Rich GormanRich Gorman is one of the most successful direct response marketers online. He enjoys this title because he worked hard, didn’t give up and because he understood the importance of building a stellar reputation around himself and his brand. If you want to reach the top of your field, you’ll do the same.

Online reputation management is important to any person who wants to succeed professionally. No part of your online reputation is more fragile than the reputation perpetuated by your social media accounts. So how do you make sure that your social media profiles give people the best impression possible of you and your brand?

1. Learn the difference between Legitimate Feedback and Trolls

Sometimes it is hard to tell the difference between the two, especially given how mean the Internet has gotten lately. The trick is to look at what the person is actually saying. Is the person talking about a specific problem? Sure you might want to click “ignore” based on the language but is there legitimate feedback buried under an accusation or snarky comment?

2. Don’t Respond to the Trolls.


3. Say Thank You!

If the feedback is legitimate, use your social media accounts to thank the person for letting you know about the problem. The best way to do this initially is to reply to whatever comment the person has left. For instance, if the post is on Facebook, leave a comment on that specific post. In addition to saying “thank you,” tell the person you will look into the problem and figure out how to fix it.

4. Ask Others for Help

Use your Twitter, Facebook and Google + to find out if other people have been having the same problems. You can do this in a couple of ways. You can run searches through the systems for your business’s name, the product and your chosen keywords. You can all just ask. Create posts and tweets in which you mention the problem and ask if anybody else has had to deal with it. This helps you figure out if it is a widespread issue or a product-specific (possibly user specific) issue.

5. The 24 Hour Rule

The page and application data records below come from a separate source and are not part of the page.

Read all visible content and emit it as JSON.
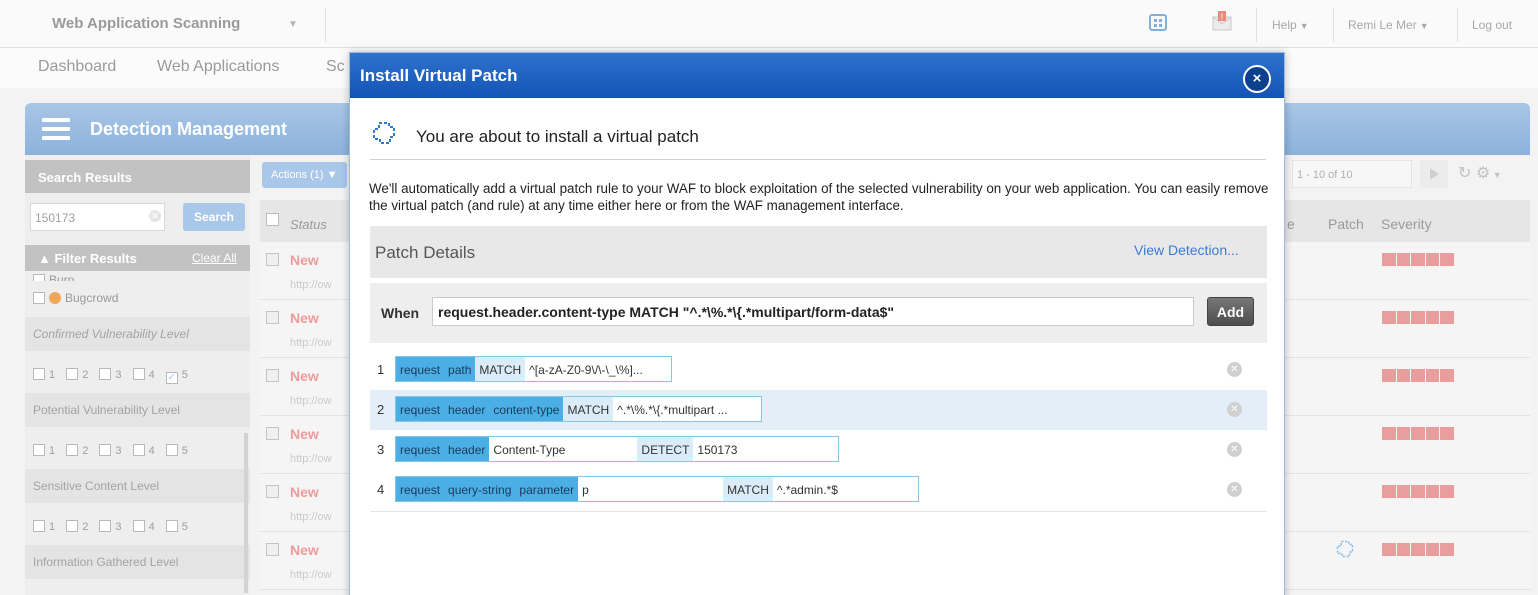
{
  "app": {
    "title": "Web Application Scanning",
    "help": "Help",
    "user": "Remi Le Mer",
    "logout": "Log out"
  },
  "nav": {
    "items": [
      "Dashboard",
      "Web Applications",
      "Sc"
    ]
  },
  "panel": {
    "title": "Detection Management"
  },
  "sidebar": {
    "search_results": "Search Results",
    "search_value": "150173",
    "search_button": "Search",
    "filter_results": "Filter Results",
    "clear_all": "Clear All",
    "burp": "Burp",
    "bugcrowd": "Bugcrowd",
    "confirmed_level": "Confirmed Vulnerability Level",
    "potential_level": "Potential Vulnerability Level",
    "sensitive_level": "Sensitive Content Level",
    "info_level": "Information Gathered Level",
    "levels": [
      "1",
      "2",
      "3",
      "4",
      "5"
    ]
  },
  "toolbar": {
    "actions": "Actions (1)",
    "pager": "1 - 10 of 10"
  },
  "table": {
    "col_status": "Status",
    "col_e": "e",
    "col_patch": "Patch",
    "col_severity": "Severity",
    "row_status": "New",
    "row_url": "http://ow"
  },
  "modal": {
    "title": "Install Virtual Patch",
    "close": "×",
    "about": "You are about to install a virtual patch",
    "description": "We'll automatically add a virtual patch rule to your WAF to block exploitation of the selected vulnerability on your web application. You can easily remove the virtual patch (and rule) at any time either here or from the WAF management interface.",
    "patch_details": "Patch Details",
    "view_detection": "View Detection...",
    "when_label": "When",
    "when_value": "request.header.content-type MATCH \"^.*\\%.*\\{.*multipart/form-data$\"",
    "add": "Add",
    "rules": [
      {
        "num": "1",
        "tokens": [
          "request",
          "path",
          "MATCH",
          "^[a-zA-Z0-9\\/\\-\\_\\%]..."
        ]
      },
      {
        "num": "2",
        "tokens": [
          "request",
          "header",
          "content-type",
          "MATCH",
          "^.*\\%.*\\{.*multipart ..."
        ]
      },
      {
        "num": "3",
        "tokens": [
          "request",
          "header",
          "Content-Type",
          "DETECT",
          "150173"
        ]
      },
      {
        "num": "4",
        "tokens": [
          "request",
          "query-string",
          "parameter",
          "p",
          "MATCH",
          "^.*admin.*$"
        ]
      }
    ]
  },
  "colors": {
    "modal_header": "#1453b6",
    "token_blue": "#4bafe6",
    "severity": "#ea9d9d",
    "status_new": "#ef9b9b"
  }
}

If the problem is a big one, don’t let more than a day go by without updating your audience about your progress in fixing it. Even if you’ve made very little progress, a simple “thanks so much for your patience, this problem has us stymied but we’re working on it” builds a lot more good will than simply staying silent until you’ve fixed it. If you need proof of this, just look at the massive security failure Sony experienced a couple of years ago with its PlayStation property. Users would go weeks without hearing anything from the company and many users bailed altogether and switched their loyalty to Microsoft and Xbox.

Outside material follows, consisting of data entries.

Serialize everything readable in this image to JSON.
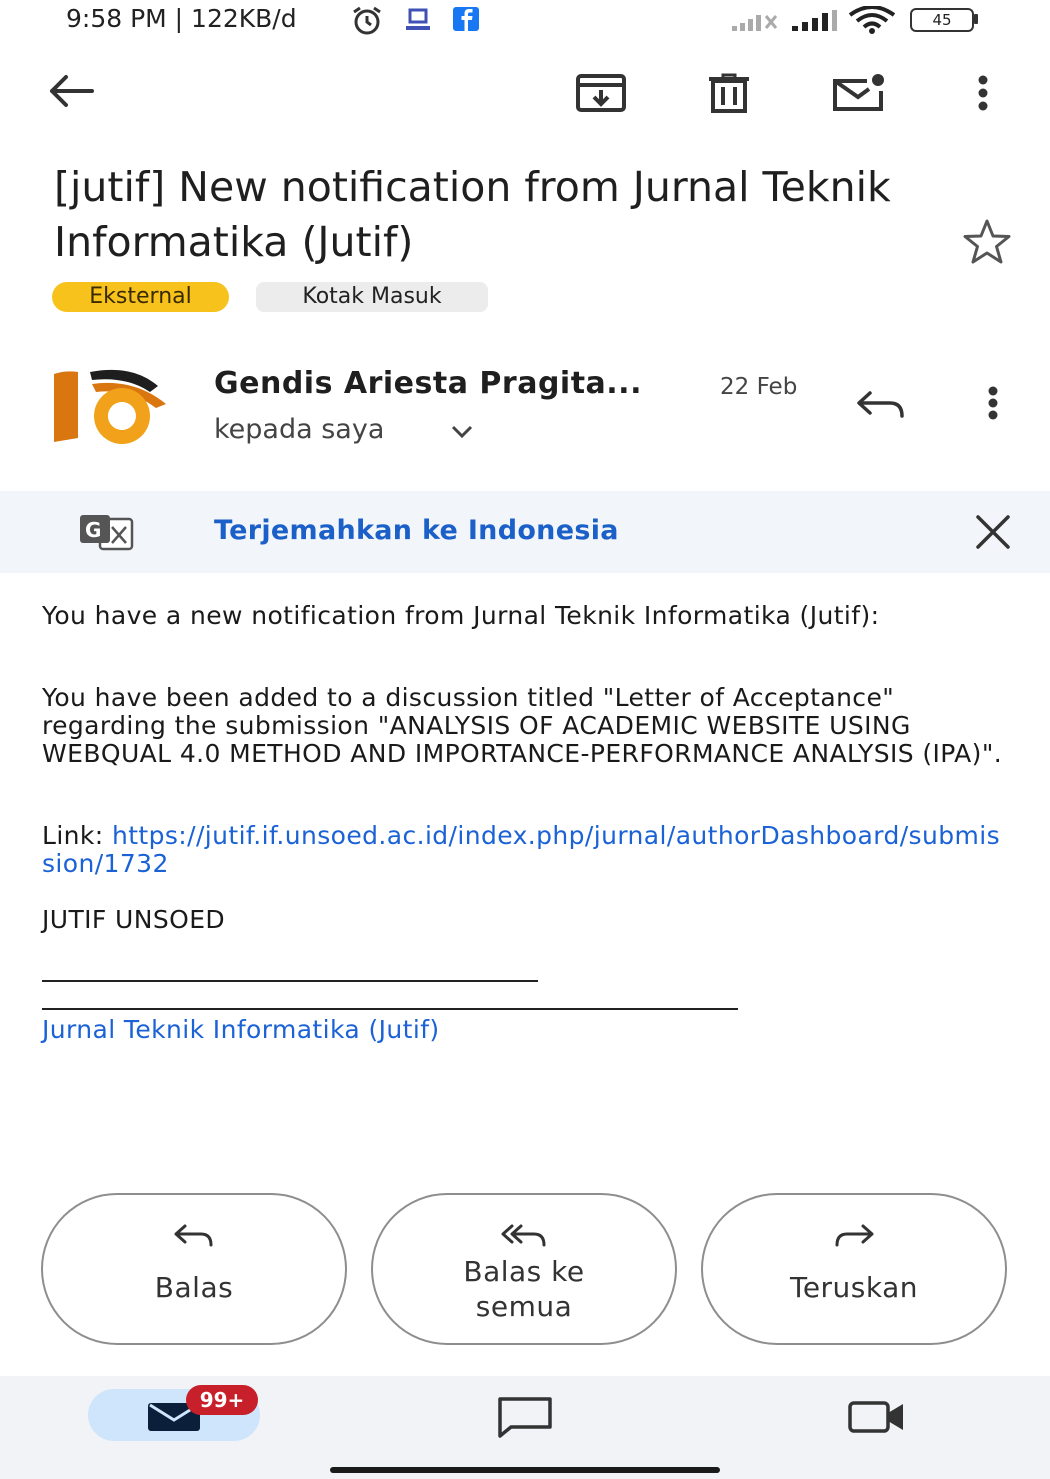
{
  "status_bar": {
    "time_text": "9:58 PM | 122KB/d",
    "battery": "45"
  },
  "app_bar": {
    "icons": [
      "back-arrow-icon",
      "archive-icon",
      "delete-icon",
      "mark-unread-icon",
      "more-vert-icon"
    ]
  },
  "email": {
    "subject": "[jutif] New notification from Jurnal Teknik Informatika (Jutif)",
    "labels": [
      "Eksternal",
      "Kotak Masuk"
    ],
    "sender_name": "Gendis Ariesta Pragita...",
    "date": "22 Feb",
    "recipient": "kepada saya"
  },
  "translate_bar": {
    "label": "Terjemahkan ke Indonesia"
  },
  "body": {
    "p1": "You have a new notification from Jurnal Teknik Informatika (Jutif):",
    "p2": "You have been added to a discussion titled \"Letter of Acceptance\" regarding the submission \"ANALYSIS OF ACADEMIC WEBSITE USING WEBQUAL 4.0 METHOD AND IMPORTANCE-PERFORMANCE ANALYSIS (IPA)\".",
    "link_prefix": "Link: ",
    "link_url": "https://jutif.if.unsoed.ac.id/index.php/jurnal/authorDashboard/submission/1732",
    "signature": "JUTIF UNSOED",
    "footer_link": "Jurnal Teknik Informatika (Jutif)"
  },
  "actions": {
    "reply": "Balas",
    "reply_all_line1": "Balas ke",
    "reply_all_line2": "semua",
    "forward": "Teruskan"
  },
  "bottom_nav": {
    "mail_badge": "99+"
  },
  "colors": {
    "accent_blue": "#1a62d6",
    "external_chip": "#f8c21c",
    "badge_red": "#c8202a"
  }
}
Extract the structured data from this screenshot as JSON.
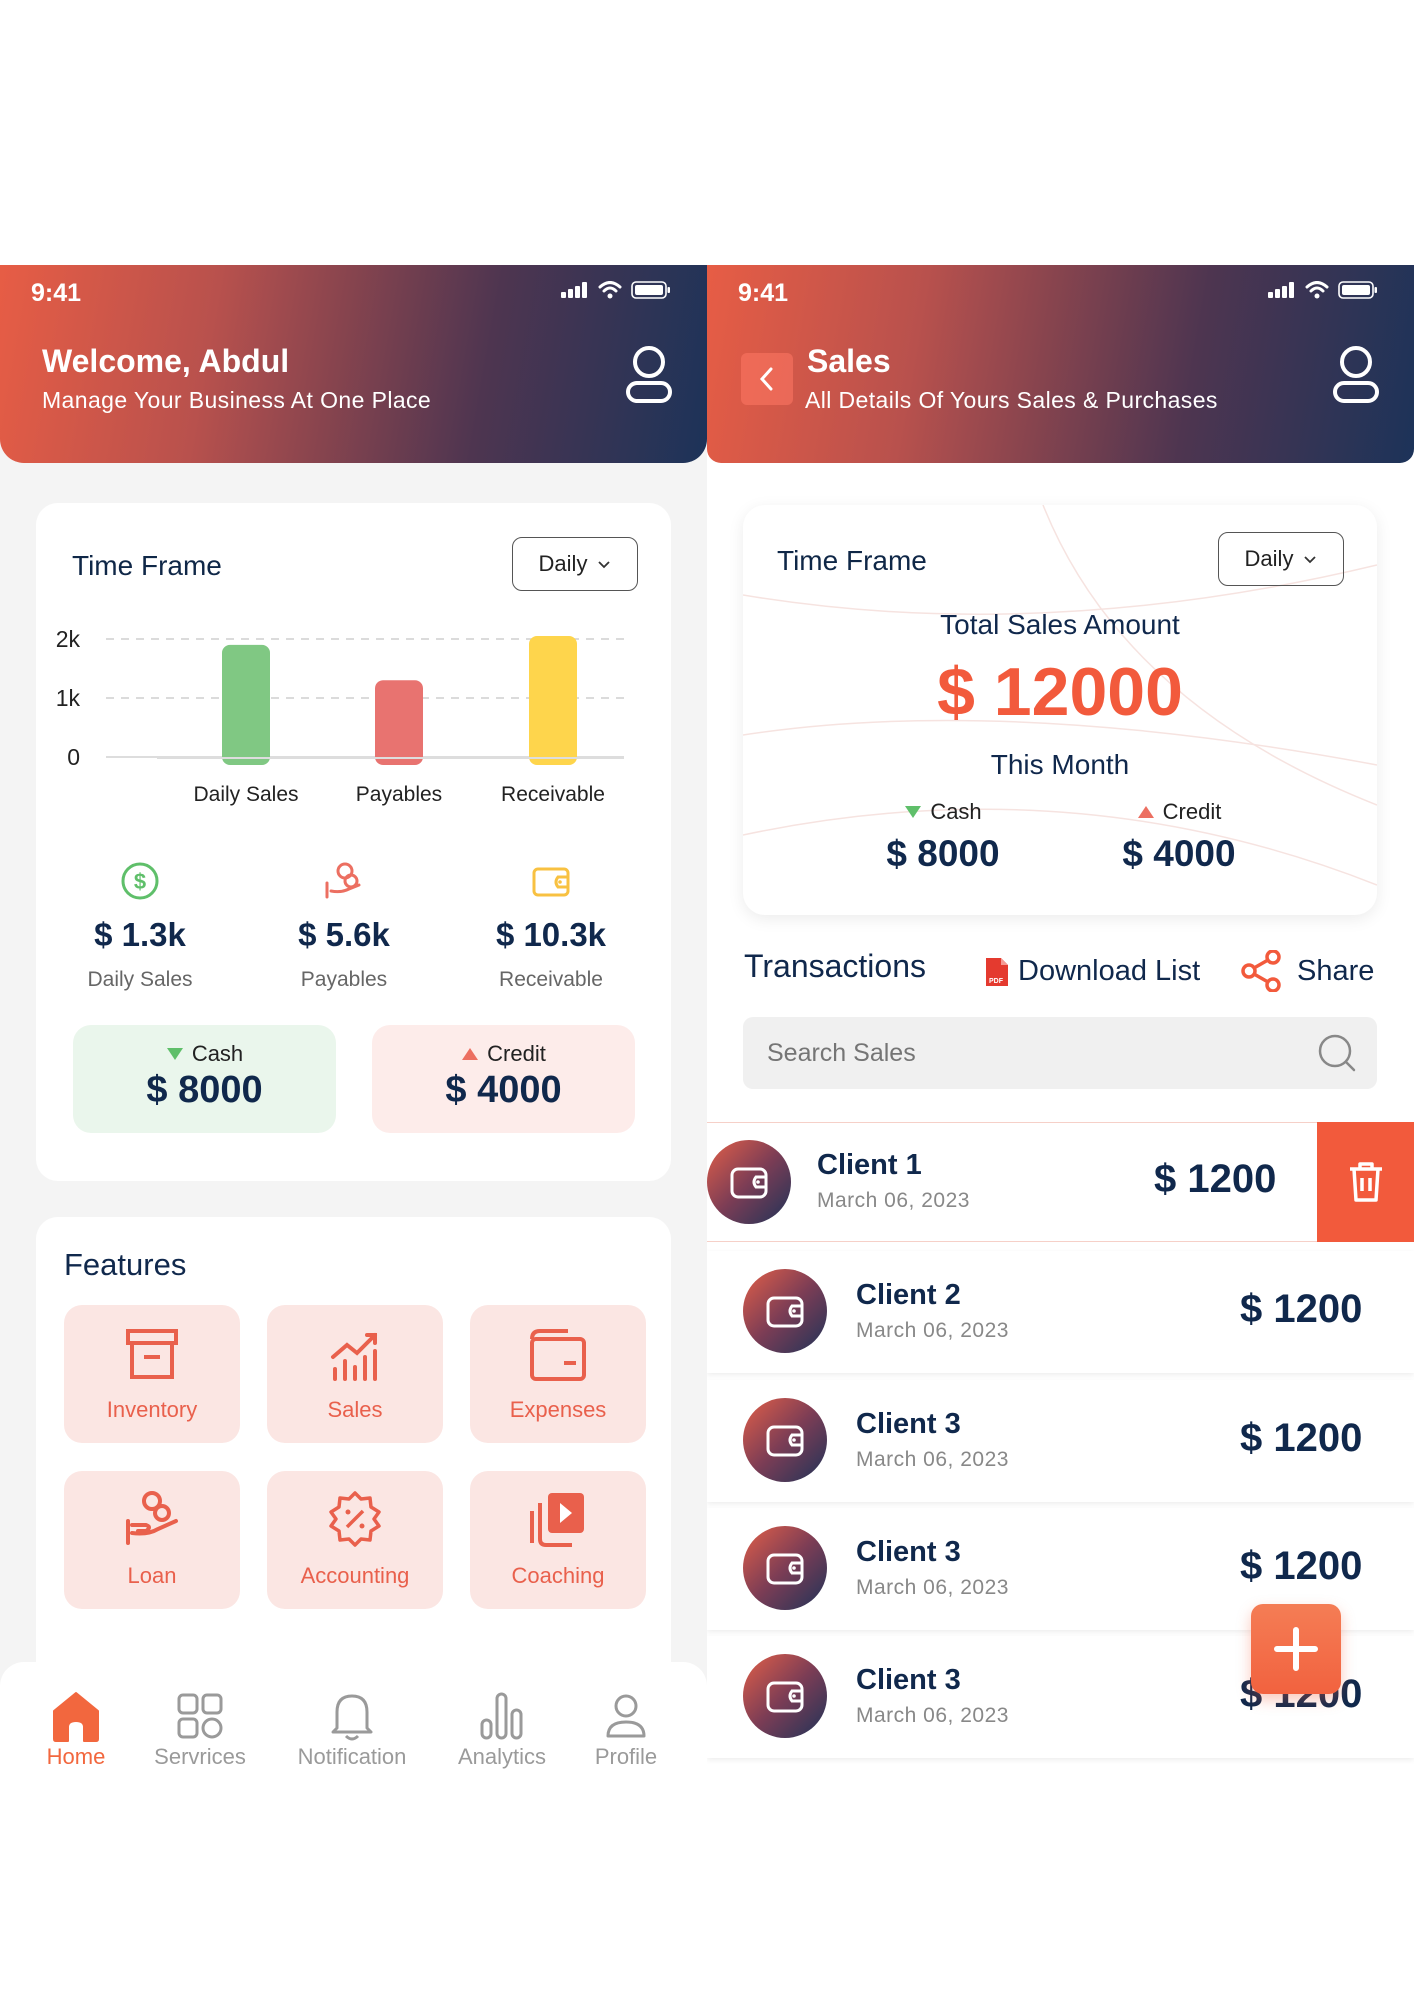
{
  "left_screen": {
    "status_time": "9:41",
    "header": {
      "title": "Welcome, Abdul",
      "subtitle": "Manage Your Business At One Place"
    },
    "time_frame": {
      "label": "Time Frame",
      "dropdown_value": "Daily"
    },
    "chart_data": {
      "type": "bar",
      "categories": [
        "Daily Sales",
        "Payables",
        "Receivable"
      ],
      "values": [
        1.9,
        1.3,
        2.05
      ],
      "yticks": [
        "2k",
        "1k",
        "0"
      ],
      "ylim": [
        0,
        2
      ],
      "colors": [
        "#80c883",
        "#e87370",
        "#fed54c"
      ],
      "grid": true
    },
    "metrics": [
      {
        "value": "$ 1.3k",
        "label": "Daily Sales",
        "icon": "dollar-circle-icon"
      },
      {
        "value": "$ 5.6k",
        "label": "Payables",
        "icon": "coins-hand-icon"
      },
      {
        "value": "$ 10.3k",
        "label": "Receivable",
        "icon": "wallet-icon"
      }
    ],
    "cash": {
      "label": "Cash",
      "value": "$ 8000"
    },
    "credit": {
      "label": "Credit",
      "value": "$ 4000"
    },
    "features": {
      "title": "Features",
      "items": [
        {
          "label": "Inventory",
          "icon": "archive-box-icon"
        },
        {
          "label": "Sales",
          "icon": "chart-up-icon"
        },
        {
          "label": "Expenses",
          "icon": "wallet-icon"
        },
        {
          "label": "Loan",
          "icon": "coins-hand-icon"
        },
        {
          "label": "Accounting",
          "icon": "percent-badge-icon"
        },
        {
          "label": "Coaching",
          "icon": "video-play-icon"
        }
      ]
    },
    "nav": [
      {
        "label": "Home",
        "icon": "home-icon",
        "active": true
      },
      {
        "label": "Servrices",
        "icon": "grid-icon",
        "active": false
      },
      {
        "label": "Notification",
        "icon": "bell-icon",
        "active": false
      },
      {
        "label": "Analytics",
        "icon": "analytics-icon",
        "active": false
      },
      {
        "label": "Profile",
        "icon": "user-icon",
        "active": false
      }
    ]
  },
  "right_screen": {
    "status_time": "9:41",
    "header": {
      "title": "Sales",
      "subtitle": "All Details Of Yours Sales & Purchases"
    },
    "time_frame": {
      "label": "Time Frame",
      "dropdown_value": "Daily"
    },
    "total": {
      "label": "Total Sales Amount",
      "value": "$ 12000",
      "period": "This Month"
    },
    "cash": {
      "label": "Cash",
      "value": "$ 8000"
    },
    "credit": {
      "label": "Credit",
      "value": "$ 4000"
    },
    "transactions": {
      "title": "Transactions",
      "download_label": "Download List",
      "share_label": "Share",
      "pdf_badge": "PDF"
    },
    "search": {
      "placeholder": "Search Sales"
    },
    "clients": [
      {
        "name": "Client 1",
        "date": "March 06, 2023",
        "amount": "$ 1200"
      },
      {
        "name": "Client 2",
        "date": "March 06, 2023",
        "amount": "$ 1200"
      },
      {
        "name": "Client 3",
        "date": "March 06, 2023",
        "amount": "$ 1200"
      },
      {
        "name": "Client 3",
        "date": "March 06, 2023",
        "amount": "$ 1200"
      },
      {
        "name": "Client 3",
        "date": "March 06, 2023",
        "amount": "$ 1200"
      }
    ],
    "colors": {
      "accent": "#f25a3c",
      "navy": "#10284c"
    }
  }
}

6. The Big Fix Announcement

When you do finally fix the issue, especially if it is a widespread issue, make sure you let everybody know what you’ve done. Create a blog post in which you thank the people who pointed out the problem to you, the team that worked to fix the problem and your audience for being patient. Explain the problem and how to fix it (or how you will fix it for them). Ask for feedback on the “fix.” Publish links to the post on all of your social media profiles.

Lather Rinse Repeat

Do this with every problem that comes up. Once you have a reputation for taking your audience seriously and working hard to give it what it wants it will be harder for the trolls to defame you.